Thadora passed on what she could to the others, when no hobgoblins were looking so she would not get beaten. The news seemed to raise their hopes somewhat, even Fero, ill as he felt.
After about an hour, as they were marching along, Khland raised his hand to his head and stumbled, but he managed to regain his balance and limped on with a pained expression on his face. The rest of the party of hobgoblins looked at each other, then quickly away again. After a few more miles, Khland again stumbled, this time falling to his knees. He allowed a groan to escape his lips, but he struggled to his feet and staggered off down the road. Almost immediately, Muldee landed in the heather ahead of them. Carthinal hoped that he had not landed too close to the hobgoblins, but they did not seem to notice as they were all looking anxiously at their leader, with, Carthinal thought, hope in their eyes. The heather rustled as the dragonet tried to get nearer to the hobgoblin leader, and then he again fell down, this time to lie face down on the track. He did not move. The other hobgoblins stood frozen for a few minutes and then one cautiously went forward and poked the immobile Khland. Still nothing. He came back to the others and said something in his own language.
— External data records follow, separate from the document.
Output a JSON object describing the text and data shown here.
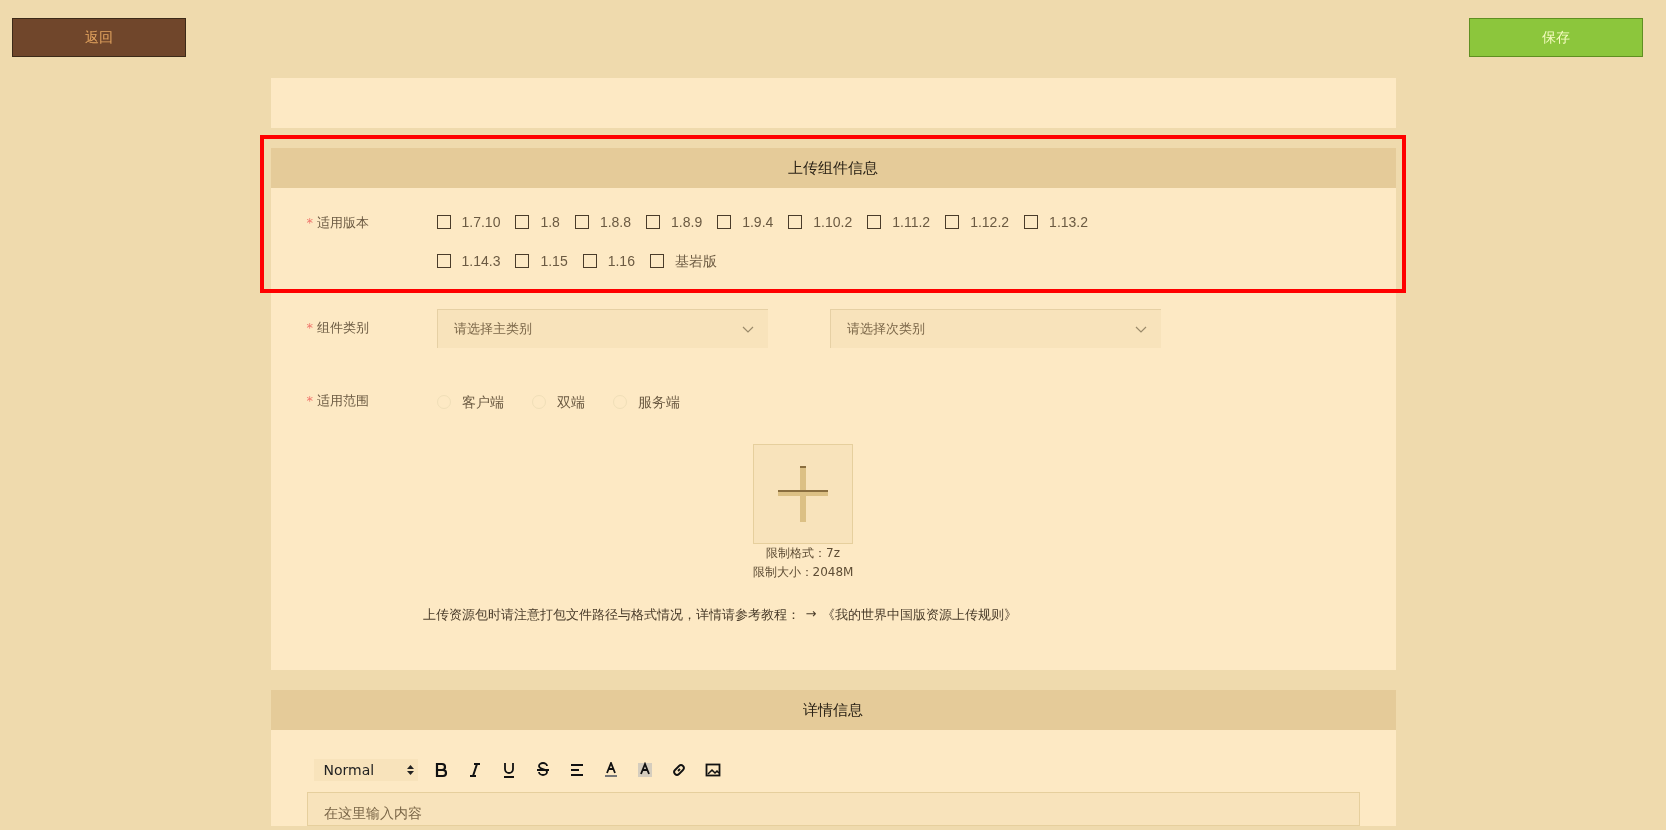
{
  "top_bar": {
    "back_button": "返回",
    "save_button": "保存"
  },
  "upload_section": {
    "title": "上传组件信息",
    "highlighted": true,
    "version_field": {
      "label": "适用版本",
      "required_mark": "*",
      "options": [
        {
          "label": "1.7.10",
          "checked": false
        },
        {
          "label": "1.8",
          "checked": false
        },
        {
          "label": "1.8.8",
          "checked": false
        },
        {
          "label": "1.8.9",
          "checked": false
        },
        {
          "label": "1.9.4",
          "checked": false
        },
        {
          "label": "1.10.2",
          "checked": false
        },
        {
          "label": "1.11.2",
          "checked": false
        },
        {
          "label": "1.12.2",
          "checked": false
        },
        {
          "label": "1.13.2",
          "checked": false
        },
        {
          "label": "1.14.3",
          "checked": false
        },
        {
          "label": "1.15",
          "checked": false
        },
        {
          "label": "1.16",
          "checked": false
        },
        {
          "label": "基岩版",
          "checked": false
        }
      ]
    },
    "category_field": {
      "label": "组件类别",
      "required_mark": "*",
      "selects": [
        {
          "placeholder": "请选择主类别"
        },
        {
          "placeholder": "请选择次类别"
        }
      ]
    },
    "scope_field": {
      "label": "适用范围",
      "required_mark": "*",
      "options": [
        {
          "label": "客户端",
          "selected": false
        },
        {
          "label": "双端",
          "selected": false
        },
        {
          "label": "服务端",
          "selected": false
        }
      ]
    },
    "upload": {
      "format_note": "限制格式：7z",
      "size_note": "限制大小：2048M"
    },
    "notice": {
      "text": "上传资源包时请注意打包文件路径与格式情况，详情请参考教程：",
      "arrow": "→",
      "link": "《我的世界中国版资源上传规则》"
    }
  },
  "details_section": {
    "title": "详情信息",
    "toolbar": {
      "format_select": "Normal"
    },
    "editor": {
      "placeholder": "在这里输入内容"
    }
  }
}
The hobgoblins held a brief discussion and then they came over to their captives and roughly searched them for any valuables, while two others went and systematically robbed Khland. The hobgoblins took all the gold the Wolves had on them, but left them their armour. Carthinal supposed they did not consider it valuable enough to be worth carrying the extra weight. The Wolves packs that they were carrying including group’s weapons, they dropped as they fled away from their captives and vicious leader.
After they were gone, Muldee appeared from the heather.
‘Hurry. He not dead, just unconscious. Must leave quickly.’
‘Thank you, but we can’t move well tied up like this,’ Carthinal told him. ‘Can you do anything to help us escape?’
‘I’ve spent time tryin’ ter work meself loose,’ came a response from Thadora, ‘An’ I think I’ve nearly succeeded in loosenin’ th’ rope enough ter slip me ’and out.’
‘I bite through rope too.’
Between them, they managed to get out of their bonds. They searched the hobgoblin leader and found no gold, but only the Sword. It seems the other hobgoblins had not dared to touch it. As Randa removed it from Khland, she noticed that his left leg looked as though it had frostbite and she felt a grudging admiration for the determination of the creature that he had continued to wear it in spite of a great deal of pain.
‘I think we should kill ’im,’ said Thadora. ‘After all, ’e bloody well ’urt us and wasted some of ’is own men when they was ’elpless. He’s a soddin’ brute.’
‘And make us as bad as he is?’ replied Asphodel. ‘No, Thadora. I will not kill a helpless creature, nor be party to such an action, even if he is an evil brute.’
So picking up their dropped packs, they set off down the road, free once more.
Please add any comments about this chapter. I will try to get back to you as soon as possible.